The Protective Influence of Mindfulness Facets on the Relationship Between Negative Core Beliefs and Social Media Addiction Among Latinx College Students
Social media use has continued to rise over the last decade. This behavioral addiction shares essential components with substance addictions (e.g., mood modification, withdrawal). Dysfunctional core beliefs have recently been investigated in relation to Internet addiction and problematic Facebook use, but not with social media addiction specifically. Similarly, mindfulness-based interventions have been developed for various types of technology-related behavioral addictions, yet the relationship between dispositional mindfulness and social media addiction remains unexplored. This study investigated the relationships between these constructs among Latinx undergraduates within the context of social cognitive theory. Participants (n=386; 80.3% female) completed an online survey that assessed social media use frequency, mindfulness practice, social media addiction, positive and negative core beliefs of self and others, and mindfulness facets. Descriptive analyses suggested that social media use was high (M = 22.38 hours, SD = 17.28 hours), and 18.6% of participants scored in the addicted range using a conservative threshold for social media addiction. Primary inferential analyses indicated that: greater dysfunctional beliefs of self and others were associated with higher social media addiction; regarding mindfulness facets, enhanced observance of internal and external events was associated with greater social media addiction, yet maintaining a more aware, nonjudgmental, and nonreactive outlook related to decreased social media addiction. Moderation analyses suggested that greater awareness and nonjudgment demonstrated a protective effect on the relationship between dysfunctional core beliefs of self and social media addiction. In contrast, labeling inner experiences with words and being nonjudgmental of those showed both protective and adverse influences on the relationship between negative core beliefs of others and social media addiction. These findings emphasize the importance of differentially examining the influence of dispositional mindfulness facets on the relationship between dysfunctional core beliefs and social media addiction. Future directions include prospectively examining an adaptation of Weaver & Swank’s (2019) mindfulness-based social media addiction intervention to include cognitive-behavioral strategies and cultural adaptations relevant to the treatment sample.

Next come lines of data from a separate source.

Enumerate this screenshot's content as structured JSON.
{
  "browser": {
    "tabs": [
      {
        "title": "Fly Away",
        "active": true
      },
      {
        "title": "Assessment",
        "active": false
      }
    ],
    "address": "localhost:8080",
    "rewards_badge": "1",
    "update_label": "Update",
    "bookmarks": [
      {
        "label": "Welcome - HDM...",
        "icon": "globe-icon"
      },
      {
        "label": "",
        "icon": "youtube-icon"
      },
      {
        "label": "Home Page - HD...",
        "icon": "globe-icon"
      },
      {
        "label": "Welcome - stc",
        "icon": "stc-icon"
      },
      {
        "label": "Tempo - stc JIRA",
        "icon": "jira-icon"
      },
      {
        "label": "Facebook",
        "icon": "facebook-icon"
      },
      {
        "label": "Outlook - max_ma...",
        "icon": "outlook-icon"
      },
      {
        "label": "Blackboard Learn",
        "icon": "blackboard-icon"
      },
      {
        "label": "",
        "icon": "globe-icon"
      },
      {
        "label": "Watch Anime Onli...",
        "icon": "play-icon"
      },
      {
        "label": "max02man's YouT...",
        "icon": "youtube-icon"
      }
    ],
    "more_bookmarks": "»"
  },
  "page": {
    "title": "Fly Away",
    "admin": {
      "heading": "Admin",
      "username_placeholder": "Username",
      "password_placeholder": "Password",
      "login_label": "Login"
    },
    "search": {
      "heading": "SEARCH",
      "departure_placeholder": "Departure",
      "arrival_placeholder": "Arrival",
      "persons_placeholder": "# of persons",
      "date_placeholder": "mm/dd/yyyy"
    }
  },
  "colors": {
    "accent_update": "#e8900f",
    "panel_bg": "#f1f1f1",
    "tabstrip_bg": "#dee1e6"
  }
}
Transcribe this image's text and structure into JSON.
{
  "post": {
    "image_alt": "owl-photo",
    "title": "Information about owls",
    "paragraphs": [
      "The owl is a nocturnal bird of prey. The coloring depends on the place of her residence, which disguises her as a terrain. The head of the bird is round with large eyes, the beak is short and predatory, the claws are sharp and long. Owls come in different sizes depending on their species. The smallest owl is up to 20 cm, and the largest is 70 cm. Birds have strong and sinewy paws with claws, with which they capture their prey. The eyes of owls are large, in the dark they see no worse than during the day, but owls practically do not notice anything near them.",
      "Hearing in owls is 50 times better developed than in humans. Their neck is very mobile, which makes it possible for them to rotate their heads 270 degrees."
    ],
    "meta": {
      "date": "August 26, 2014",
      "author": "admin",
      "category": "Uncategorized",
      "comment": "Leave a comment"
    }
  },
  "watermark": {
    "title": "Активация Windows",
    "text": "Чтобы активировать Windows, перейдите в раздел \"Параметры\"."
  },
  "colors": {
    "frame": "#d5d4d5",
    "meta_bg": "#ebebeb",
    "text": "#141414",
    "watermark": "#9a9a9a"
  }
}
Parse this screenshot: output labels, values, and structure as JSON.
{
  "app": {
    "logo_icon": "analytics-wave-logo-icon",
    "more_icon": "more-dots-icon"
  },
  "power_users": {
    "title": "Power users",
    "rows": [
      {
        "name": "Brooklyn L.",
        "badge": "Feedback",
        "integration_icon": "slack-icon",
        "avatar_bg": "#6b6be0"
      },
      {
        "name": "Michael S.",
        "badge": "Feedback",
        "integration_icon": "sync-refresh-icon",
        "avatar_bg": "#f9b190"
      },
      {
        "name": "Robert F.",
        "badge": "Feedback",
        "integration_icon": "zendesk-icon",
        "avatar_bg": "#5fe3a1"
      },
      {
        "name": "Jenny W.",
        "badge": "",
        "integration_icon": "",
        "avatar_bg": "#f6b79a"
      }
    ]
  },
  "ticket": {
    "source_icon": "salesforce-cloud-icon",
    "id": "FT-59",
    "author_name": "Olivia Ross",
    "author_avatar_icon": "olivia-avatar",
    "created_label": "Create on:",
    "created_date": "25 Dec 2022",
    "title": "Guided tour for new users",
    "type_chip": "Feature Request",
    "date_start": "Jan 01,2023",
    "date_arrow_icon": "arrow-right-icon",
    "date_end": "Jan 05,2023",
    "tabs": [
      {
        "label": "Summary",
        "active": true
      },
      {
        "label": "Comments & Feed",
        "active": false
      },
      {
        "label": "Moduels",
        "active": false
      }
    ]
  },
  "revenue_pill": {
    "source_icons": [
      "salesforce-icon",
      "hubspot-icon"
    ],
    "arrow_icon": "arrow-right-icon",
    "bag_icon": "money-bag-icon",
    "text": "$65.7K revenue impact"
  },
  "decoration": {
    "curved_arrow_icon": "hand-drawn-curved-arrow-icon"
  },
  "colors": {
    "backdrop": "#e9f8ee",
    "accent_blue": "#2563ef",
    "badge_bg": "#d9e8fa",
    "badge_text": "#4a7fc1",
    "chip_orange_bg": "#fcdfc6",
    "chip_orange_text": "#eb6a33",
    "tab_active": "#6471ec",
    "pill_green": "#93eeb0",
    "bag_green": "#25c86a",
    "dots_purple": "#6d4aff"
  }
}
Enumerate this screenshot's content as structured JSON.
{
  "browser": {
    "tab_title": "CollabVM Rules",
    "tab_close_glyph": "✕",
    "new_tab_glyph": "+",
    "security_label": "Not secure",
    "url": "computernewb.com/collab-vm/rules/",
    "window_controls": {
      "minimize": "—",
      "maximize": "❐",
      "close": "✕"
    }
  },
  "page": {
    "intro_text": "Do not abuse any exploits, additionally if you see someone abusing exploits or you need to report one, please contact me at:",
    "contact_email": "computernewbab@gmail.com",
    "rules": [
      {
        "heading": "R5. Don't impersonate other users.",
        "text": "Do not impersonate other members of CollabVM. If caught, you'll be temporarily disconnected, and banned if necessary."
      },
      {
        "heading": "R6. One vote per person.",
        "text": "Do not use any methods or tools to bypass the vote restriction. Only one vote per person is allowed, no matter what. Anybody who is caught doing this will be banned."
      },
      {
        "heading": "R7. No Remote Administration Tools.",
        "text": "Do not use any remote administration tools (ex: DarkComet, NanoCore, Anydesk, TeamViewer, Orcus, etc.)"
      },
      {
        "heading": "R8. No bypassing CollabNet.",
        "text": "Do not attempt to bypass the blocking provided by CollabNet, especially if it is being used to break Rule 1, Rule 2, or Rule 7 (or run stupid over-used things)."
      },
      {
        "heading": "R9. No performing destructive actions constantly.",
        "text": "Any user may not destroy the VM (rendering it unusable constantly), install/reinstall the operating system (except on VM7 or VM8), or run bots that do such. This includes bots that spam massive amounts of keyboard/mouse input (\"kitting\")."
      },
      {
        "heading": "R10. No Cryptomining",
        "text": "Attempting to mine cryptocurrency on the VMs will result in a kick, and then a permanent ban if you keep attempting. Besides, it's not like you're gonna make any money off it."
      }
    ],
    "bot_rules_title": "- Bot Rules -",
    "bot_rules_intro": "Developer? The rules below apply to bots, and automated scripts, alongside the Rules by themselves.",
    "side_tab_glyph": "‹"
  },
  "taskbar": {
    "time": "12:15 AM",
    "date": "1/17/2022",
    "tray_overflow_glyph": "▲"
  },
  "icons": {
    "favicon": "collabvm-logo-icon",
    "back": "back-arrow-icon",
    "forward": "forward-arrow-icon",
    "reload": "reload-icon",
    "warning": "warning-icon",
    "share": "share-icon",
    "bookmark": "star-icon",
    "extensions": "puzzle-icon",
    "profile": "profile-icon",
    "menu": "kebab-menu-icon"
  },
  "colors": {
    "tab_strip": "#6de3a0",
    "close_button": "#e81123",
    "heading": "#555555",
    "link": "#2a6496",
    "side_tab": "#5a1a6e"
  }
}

Clinical psychology|Counseling Psychology|Psychology|Hispanic American studies|Behavioral psychology
Gainza Perez, Mariany A, "The Protective Influence of Mindfulness Facets on the Relationship Between Negative Core Beliefs and Social Media Addiction Among Latinx College Students" (2022). ETD Collection for University of Texas, El Paso. AAI29209062.